== EXERCISE MATERIALS

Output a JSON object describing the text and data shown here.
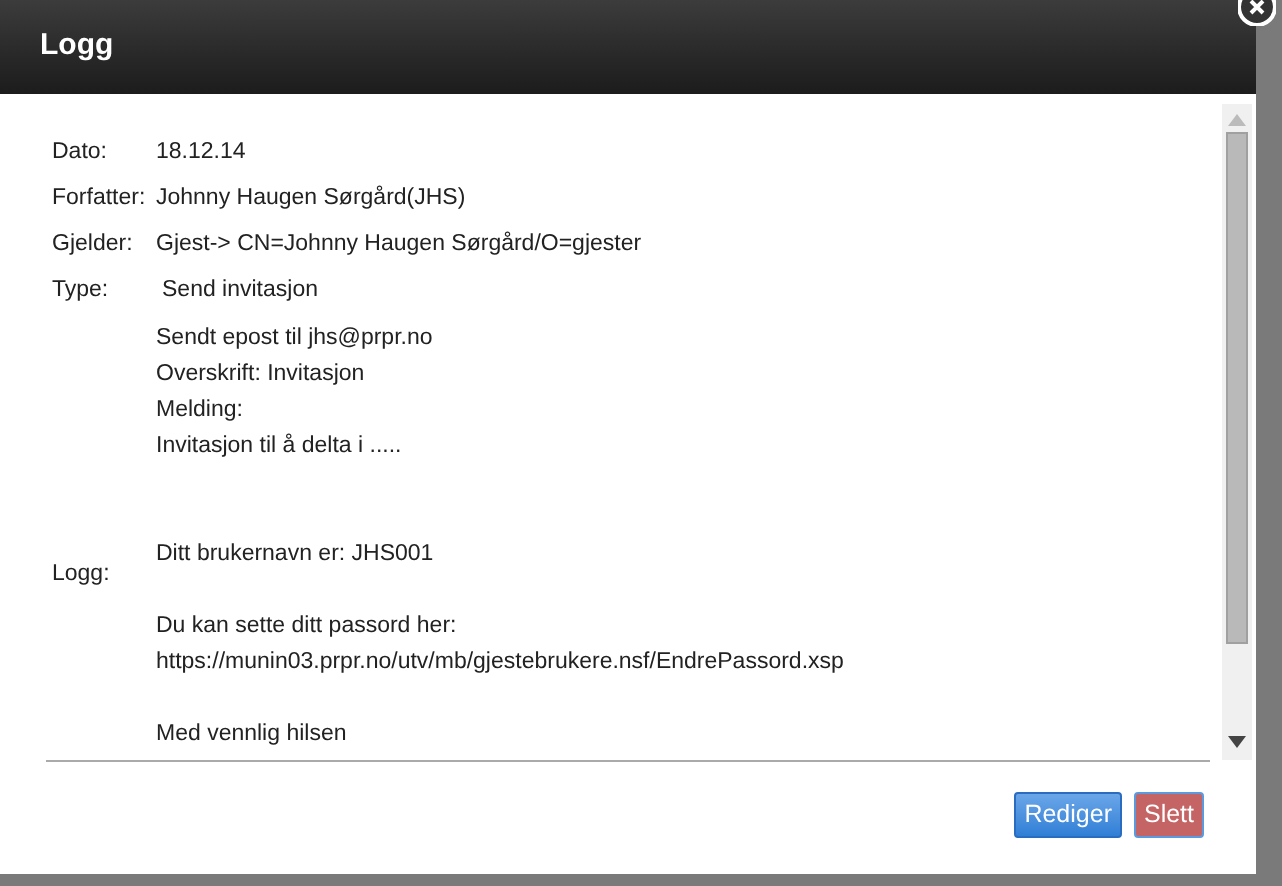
{
  "dialog": {
    "title": "Logg"
  },
  "fields": [
    {
      "label": "Dato:",
      "value": "18.12.14"
    },
    {
      "label": "Forfatter:",
      "value": "Johnny Haugen Sørgård(JHS)"
    },
    {
      "label": "Gjelder:",
      "value": "Gjest-> CN=Johnny Haugen Sørgård/O=gjester"
    },
    {
      "label": "Type:",
      "value": "Send invitasjon"
    }
  ],
  "message": [
    "Sendt epost til jhs@prpr.no",
    "Overskrift: Invitasjon",
    "Melding:",
    "Invitasjon til å delta i ....."
  ],
  "log": {
    "label": "Logg:",
    "paragraphs": [
      [
        "Ditt brukernavn er: JHS001"
      ],
      [
        "Du kan sette ditt passord her:",
        "https://munin03.prpr.no/utv/mb/gjestebrukere.nsf/EndrePassord.xsp"
      ],
      [
        "Med vennlig hilsen"
      ]
    ]
  },
  "buttons": [
    {
      "label": "Rediger",
      "kind": "primary"
    },
    {
      "label": "Slett",
      "kind": "danger"
    }
  ]
}
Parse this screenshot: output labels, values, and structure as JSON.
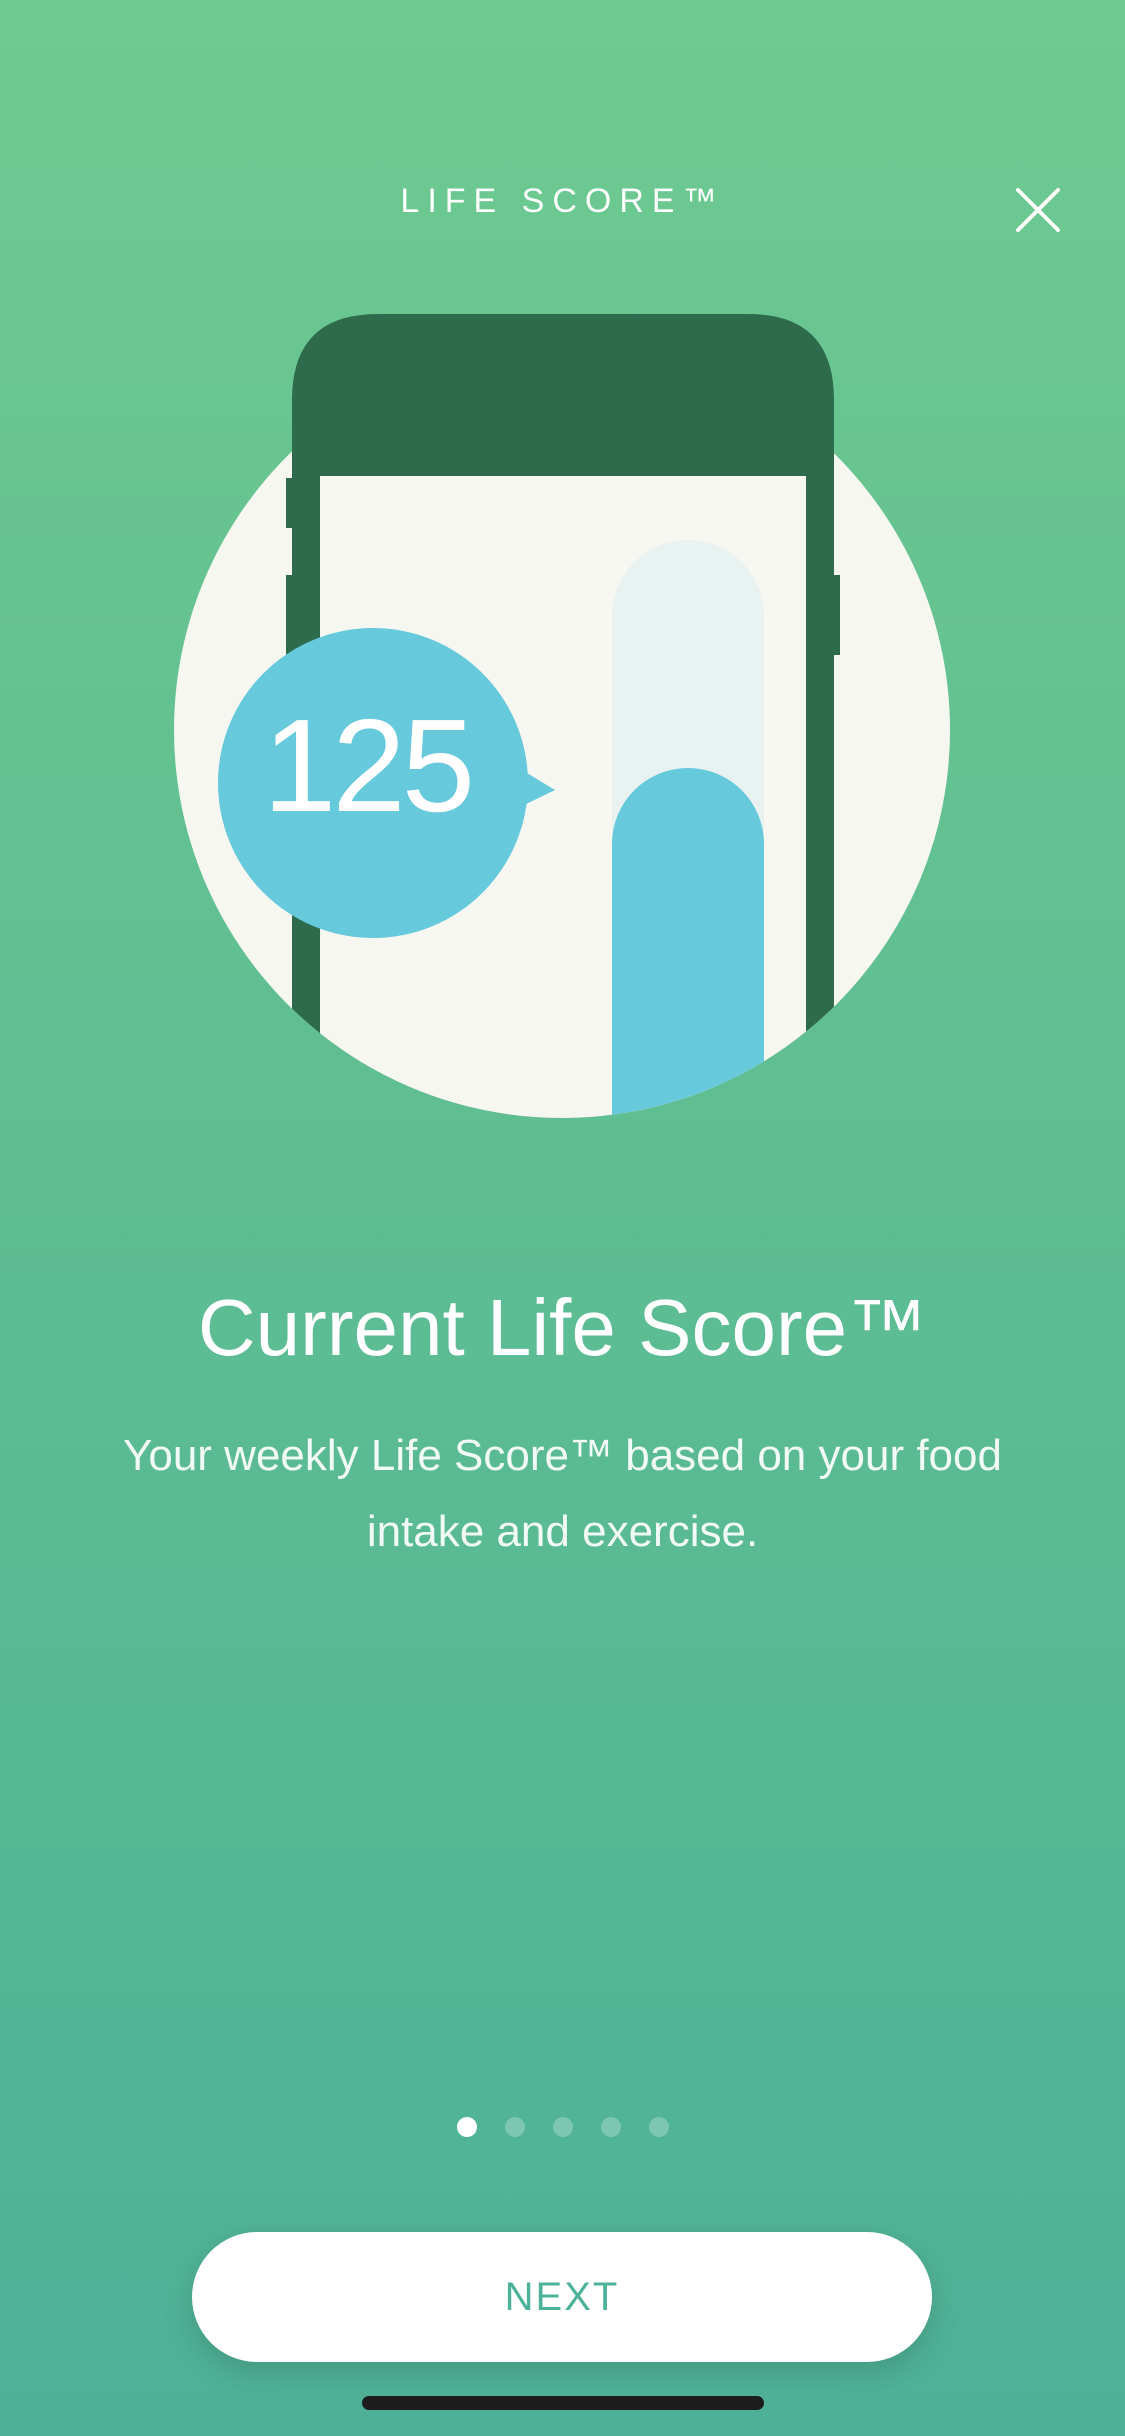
{
  "header": {
    "title": "LIFE SCORE™"
  },
  "close_icon": "close-icon",
  "illustration": {
    "score_value": "125",
    "colors": {
      "circle": "#F7F7F2",
      "phone": "#2E6B4D",
      "bubble": "#66C9DC",
      "bar_track": "#E8F2F0",
      "bar_fill": "#66C9DC"
    }
  },
  "content": {
    "headline": "Current Life Score™",
    "description": "Your weekly Life Score™ based on your food intake and exercise."
  },
  "pager": {
    "total": 5,
    "active_index": 0
  },
  "footer": {
    "next_label": "NEXT"
  },
  "colors": {
    "gradient_top": "#6ECA8F",
    "gradient_bottom": "#4EB197",
    "button_text": "#4DB29A"
  }
}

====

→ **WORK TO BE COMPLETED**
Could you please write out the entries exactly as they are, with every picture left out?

→ **EXERCISE SOLUTION**
Output a JSON object describing the text and data shown here.
{
  "dialog": {
    "title": "Logg"
  },
  "fields": [
    {
      "label": "Dato:",
      "value": "18.12.14"
    },
    {
      "label": "Forfatter:",
      "value": "Johnny Haugen Sørgård(JHS)"
    },
    {
      "label": "Gjelder:",
      "value": "Gjest-> CN=Johnny Haugen Sørgård/O=gjester"
    },
    {
      "label": "Type:",
      "value": "Send invitasjon"
    }
  ],
  "message": [
    "Sendt epost til jhs@prpr.no",
    "Overskrift: Invitasjon",
    "Melding:",
    "Invitasjon til å delta i ....."
  ],
  "log": {
    "label": "Logg:",
    "paragraphs": [
      [
        "Ditt brukernavn er: JHS001"
      ],
      [
        "Du kan sette ditt passord her:",
        "https://munin03.prpr.no/utv/mb/gjestebrukere.nsf/EndrePassord.xsp"
      ],
      [
        "Med vennlig hilsen"
      ]
    ]
  },
  "buttons": [
    {
      "label": "Rediger",
      "kind": "primary"
    },
    {
      "label": "Slett",
      "kind": "danger"
    }
  ]
}
Parse this screenshot: output labels, values, and structure as JSON.
{
  "header": {
    "title": "LIFE SCORE™"
  },
  "close_icon": "close-icon",
  "illustration": {
    "score_value": "125",
    "colors": {
      "circle": "#F7F7F2",
      "phone": "#2E6B4D",
      "bubble": "#66C9DC",
      "bar_track": "#E8F2F0",
      "bar_fill": "#66C9DC"
    }
  },
  "content": {
    "headline": "Current Life Score™",
    "description": "Your weekly Life Score™ based on your food intake and exercise."
  },
  "pager": {
    "total": 5,
    "active_index": 0
  },
  "footer": {
    "next_label": "NEXT"
  },
  "colors": {
    "gradient_top": "#6ECA8F",
    "gradient_bottom": "#4EB197",
    "button_text": "#4DB29A"
  }
}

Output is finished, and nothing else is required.